* INPUT DATA *
::::::
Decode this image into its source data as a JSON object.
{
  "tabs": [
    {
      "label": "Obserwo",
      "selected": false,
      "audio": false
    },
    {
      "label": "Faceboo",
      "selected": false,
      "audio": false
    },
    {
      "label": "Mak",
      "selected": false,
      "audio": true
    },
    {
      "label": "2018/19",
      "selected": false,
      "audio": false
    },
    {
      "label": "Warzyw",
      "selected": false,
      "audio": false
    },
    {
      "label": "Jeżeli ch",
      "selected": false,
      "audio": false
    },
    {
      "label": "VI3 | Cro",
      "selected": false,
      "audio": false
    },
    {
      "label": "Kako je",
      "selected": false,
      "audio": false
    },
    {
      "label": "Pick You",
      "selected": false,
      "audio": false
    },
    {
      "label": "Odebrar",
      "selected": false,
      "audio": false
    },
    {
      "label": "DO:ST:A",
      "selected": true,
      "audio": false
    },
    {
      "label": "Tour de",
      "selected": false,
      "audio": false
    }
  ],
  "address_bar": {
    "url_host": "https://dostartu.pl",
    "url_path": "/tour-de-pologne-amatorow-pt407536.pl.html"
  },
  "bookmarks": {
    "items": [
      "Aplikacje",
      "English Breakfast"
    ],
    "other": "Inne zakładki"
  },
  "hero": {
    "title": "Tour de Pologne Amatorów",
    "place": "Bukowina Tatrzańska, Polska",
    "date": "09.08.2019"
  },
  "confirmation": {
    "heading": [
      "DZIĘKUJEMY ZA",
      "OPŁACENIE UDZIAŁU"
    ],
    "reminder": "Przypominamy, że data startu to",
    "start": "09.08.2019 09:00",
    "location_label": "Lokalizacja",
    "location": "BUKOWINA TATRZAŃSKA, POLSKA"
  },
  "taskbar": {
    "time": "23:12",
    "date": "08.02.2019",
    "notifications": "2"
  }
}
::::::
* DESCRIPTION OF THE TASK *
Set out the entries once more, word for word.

* EXERCISE RESULT *
Decode this image into its source data as a JSON object.
{
  "tabs": [
    {
      "label": "Obserwo",
      "selected": false,
      "audio": false
    },
    {
      "label": "Faceboo",
      "selected": false,
      "audio": false
    },
    {
      "label": "Mak",
      "selected": false,
      "audio": true
    },
    {
      "label": "2018/19",
      "selected": false,
      "audio": false
    },
    {
      "label": "Warzyw",
      "selected": false,
      "audio": false
    },
    {
      "label": "Jeżeli ch",
      "selected": false,
      "audio": false
    },
    {
      "label": "VI3 | Cro",
      "selected": false,
      "audio": false
    },
    {
      "label": "Kako je",
      "selected": false,
      "audio": false
    },
    {
      "label": "Pick You",
      "selected": false,
      "audio": false
    },
    {
      "label": "Odebrar",
      "selected": false,
      "audio": false
    },
    {
      "label": "DO:ST:A",
      "selected": true,
      "audio": false
    },
    {
      "label": "Tour de",
      "selected": false,
      "audio": false
    }
  ],
  "address_bar": {
    "url_host": "https://dostartu.pl",
    "url_path": "/tour-de-pologne-amatorow-pt407536.pl.html"
  },
  "bookmarks": {
    "items": [
      "Aplikacje",
      "English Breakfast"
    ],
    "other": "Inne zakładki"
  },
  "hero": {
    "title": "Tour de Pologne Amatorów",
    "place": "Bukowina Tatrzańska, Polska",
    "date": "09.08.2019"
  },
  "confirmation": {
    "heading": [
      "DZIĘKUJEMY ZA",
      "OPŁACENIE UDZIAŁU"
    ],
    "reminder": "Przypominamy, że data startu to",
    "start": "09.08.2019 09:00",
    "location_label": "Lokalizacja",
    "location": "BUKOWINA TATRZAŃSKA, POLSKA"
  },
  "taskbar": {
    "time": "23:12",
    "date": "08.02.2019",
    "notifications": "2"
  }
}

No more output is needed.